◆ About this task
Copy every entry below, exactly and in full.

◆ Data supplied
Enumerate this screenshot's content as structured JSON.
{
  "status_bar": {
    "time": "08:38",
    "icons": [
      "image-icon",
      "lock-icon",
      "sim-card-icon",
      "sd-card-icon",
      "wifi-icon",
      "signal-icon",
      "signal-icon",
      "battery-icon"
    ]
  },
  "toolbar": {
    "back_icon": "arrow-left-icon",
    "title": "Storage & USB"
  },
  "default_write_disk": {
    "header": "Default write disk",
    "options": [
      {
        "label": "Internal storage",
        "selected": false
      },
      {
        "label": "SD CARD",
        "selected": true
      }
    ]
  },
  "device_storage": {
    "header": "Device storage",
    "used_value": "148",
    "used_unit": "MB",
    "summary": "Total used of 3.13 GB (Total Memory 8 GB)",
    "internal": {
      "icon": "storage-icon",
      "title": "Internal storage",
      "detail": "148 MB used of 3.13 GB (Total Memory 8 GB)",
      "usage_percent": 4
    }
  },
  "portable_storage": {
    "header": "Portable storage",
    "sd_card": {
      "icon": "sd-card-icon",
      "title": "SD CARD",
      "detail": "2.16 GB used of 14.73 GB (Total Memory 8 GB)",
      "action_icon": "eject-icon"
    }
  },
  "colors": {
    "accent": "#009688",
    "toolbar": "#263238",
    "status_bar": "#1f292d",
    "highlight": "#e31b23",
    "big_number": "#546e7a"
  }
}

◆ Response to the exercise
Enumerate this screenshot's content as structured JSON.
{
  "status_bar": {
    "time": "08:38",
    "icons": [
      "image-icon",
      "lock-icon",
      "sim-card-icon",
      "sd-card-icon",
      "wifi-icon",
      "signal-icon",
      "signal-icon",
      "battery-icon"
    ]
  },
  "toolbar": {
    "back_icon": "arrow-left-icon",
    "title": "Storage & USB"
  },
  "default_write_disk": {
    "header": "Default write disk",
    "options": [
      {
        "label": "Internal storage",
        "selected": false
      },
      {
        "label": "SD CARD",
        "selected": true
      }
    ]
  },
  "device_storage": {
    "header": "Device storage",
    "used_value": "148",
    "used_unit": "MB",
    "summary": "Total used of 3.13 GB (Total Memory 8 GB)",
    "internal": {
      "icon": "storage-icon",
      "title": "Internal storage",
      "detail": "148 MB used of 3.13 GB (Total Memory 8 GB)",
      "usage_percent": 4
    }
  },
  "portable_storage": {
    "header": "Portable storage",
    "sd_card": {
      "icon": "sd-card-icon",
      "title": "SD CARD",
      "detail": "2.16 GB used of 14.73 GB (Total Memory 8 GB)",
      "action_icon": "eject-icon"
    }
  },
  "colors": {
    "accent": "#009688",
    "toolbar": "#263238",
    "status_bar": "#1f292d",
    "highlight": "#e31b23",
    "big_number": "#546e7a"
  }
}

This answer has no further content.